(Records drawn from a dataset)
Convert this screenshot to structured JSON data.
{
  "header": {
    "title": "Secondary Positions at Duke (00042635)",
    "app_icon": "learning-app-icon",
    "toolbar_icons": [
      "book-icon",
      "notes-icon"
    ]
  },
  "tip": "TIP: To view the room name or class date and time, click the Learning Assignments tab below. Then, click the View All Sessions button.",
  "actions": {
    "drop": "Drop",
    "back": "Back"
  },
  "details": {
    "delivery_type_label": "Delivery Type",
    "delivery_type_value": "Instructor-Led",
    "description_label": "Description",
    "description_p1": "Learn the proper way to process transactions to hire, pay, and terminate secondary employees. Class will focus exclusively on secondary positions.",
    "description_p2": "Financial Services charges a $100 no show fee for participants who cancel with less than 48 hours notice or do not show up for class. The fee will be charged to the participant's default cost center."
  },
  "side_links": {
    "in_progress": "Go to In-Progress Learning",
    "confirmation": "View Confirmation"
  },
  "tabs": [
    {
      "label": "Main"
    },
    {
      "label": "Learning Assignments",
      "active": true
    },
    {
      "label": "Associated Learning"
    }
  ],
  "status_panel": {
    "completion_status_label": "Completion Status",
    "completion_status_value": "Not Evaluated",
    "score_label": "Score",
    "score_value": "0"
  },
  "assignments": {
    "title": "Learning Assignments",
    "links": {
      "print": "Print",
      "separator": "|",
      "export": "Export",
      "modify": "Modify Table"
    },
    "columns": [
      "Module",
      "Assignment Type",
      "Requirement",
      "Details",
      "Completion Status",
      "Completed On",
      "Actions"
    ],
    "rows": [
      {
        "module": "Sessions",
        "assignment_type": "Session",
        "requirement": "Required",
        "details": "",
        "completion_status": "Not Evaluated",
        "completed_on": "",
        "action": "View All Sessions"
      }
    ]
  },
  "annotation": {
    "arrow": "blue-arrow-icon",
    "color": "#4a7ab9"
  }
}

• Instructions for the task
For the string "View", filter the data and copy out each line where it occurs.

• Exercise result
  "tip": "TIP: To view the room name or class date and time, click the Learning Assignments tab below. Then, click the View All Sessions button.",
    "confirmation": "View Confirmation"
        "action": "View All Sessions"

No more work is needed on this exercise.